Following the release of Ghosn on bail it is important to take into consideration the actions of key associates of Ghosn’s such as Jose Munoz, described as a key person of interest who suddenly resigned from Nissan following the probe and refused to cooperate with the investigation. Events like this seem to indicate some guilt or knowledge of his associates, indicating an environment of normalised corruption, something we can also see in practices such as the widespread under-reporting of tax in many large multinational corporations. Japanese courts may arguably be in need of limited reforms, but other areas of Japanese society are in much greater need of reform, so reforming a functional legal system in a country with a fairly low overall crime rate is probably not the most efficient path of reform here.
The Japanese criminal justice system gained an equal amount of attention as Ghosn himself as this historic case played out, but the Japanese criminal justice system is more misunderstood than in need of reform. Japan is ranked 9th globally on World Justice Projects Criminal Justice Index, just behind the Scandinavian countries, Austria and Germany. Comparatively it is actually quite a fair system, it is complicated but not much different from the US, but it is exactly these complications have led to misunderstandings. The often cited 99% conviction rate in Japan is one such misconception, as it combines cases that are contested and go to trial with all other prosecuted cases that do not go to trial, the majority of cases, creating an eye-catching but misleading statistic. In fact the conviction rate of cases that go to trial is not that different from the US, 83% compared to Japan's 96%, conviction rates remain high in both countries, but not all that different.

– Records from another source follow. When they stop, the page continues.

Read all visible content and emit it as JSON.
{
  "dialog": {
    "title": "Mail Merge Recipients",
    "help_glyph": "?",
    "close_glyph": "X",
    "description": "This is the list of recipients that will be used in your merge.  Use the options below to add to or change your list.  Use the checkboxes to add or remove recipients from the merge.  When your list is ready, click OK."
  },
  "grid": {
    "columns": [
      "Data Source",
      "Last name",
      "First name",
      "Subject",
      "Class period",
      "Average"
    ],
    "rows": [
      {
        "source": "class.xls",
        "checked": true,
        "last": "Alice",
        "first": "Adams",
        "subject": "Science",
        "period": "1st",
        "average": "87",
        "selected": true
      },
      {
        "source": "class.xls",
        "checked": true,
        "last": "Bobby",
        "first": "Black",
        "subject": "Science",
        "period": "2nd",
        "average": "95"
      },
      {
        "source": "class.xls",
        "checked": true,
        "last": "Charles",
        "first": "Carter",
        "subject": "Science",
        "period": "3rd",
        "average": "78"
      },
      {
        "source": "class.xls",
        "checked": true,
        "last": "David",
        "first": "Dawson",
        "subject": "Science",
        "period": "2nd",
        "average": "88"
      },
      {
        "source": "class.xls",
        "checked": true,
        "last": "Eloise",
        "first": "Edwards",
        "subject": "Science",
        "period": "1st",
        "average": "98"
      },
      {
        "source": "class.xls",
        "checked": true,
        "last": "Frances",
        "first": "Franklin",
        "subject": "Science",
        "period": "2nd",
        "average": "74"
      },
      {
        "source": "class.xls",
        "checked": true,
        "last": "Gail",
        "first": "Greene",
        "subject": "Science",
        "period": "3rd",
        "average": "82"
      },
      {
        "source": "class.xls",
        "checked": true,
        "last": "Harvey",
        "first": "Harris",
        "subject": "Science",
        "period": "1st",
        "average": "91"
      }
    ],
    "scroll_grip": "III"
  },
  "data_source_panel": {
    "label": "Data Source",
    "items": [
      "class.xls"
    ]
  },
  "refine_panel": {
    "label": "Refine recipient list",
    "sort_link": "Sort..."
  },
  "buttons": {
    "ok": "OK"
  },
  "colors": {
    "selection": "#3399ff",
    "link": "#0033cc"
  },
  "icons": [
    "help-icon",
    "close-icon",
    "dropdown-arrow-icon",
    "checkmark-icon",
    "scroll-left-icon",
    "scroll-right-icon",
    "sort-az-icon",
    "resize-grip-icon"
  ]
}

However corruption probably needs more desperate attention, issues surrounding government, press freedom, corruptive societal influences and systemic corrupt business practices are widespread not only in Japan but globally. While corruption is on the whole fairly low in Japan, small scale corruption and political corruption remain regional issues, while high profile cases of bribery and informal payments remain common and on going. Likewise the dominance of one party in Japan's national governance landscape, and a controversial government-media relationship raises more questions around how truly transparent a system Japan really has on a macro level. Surely there are many more pressing avenues of reform in Japan than criminal justice.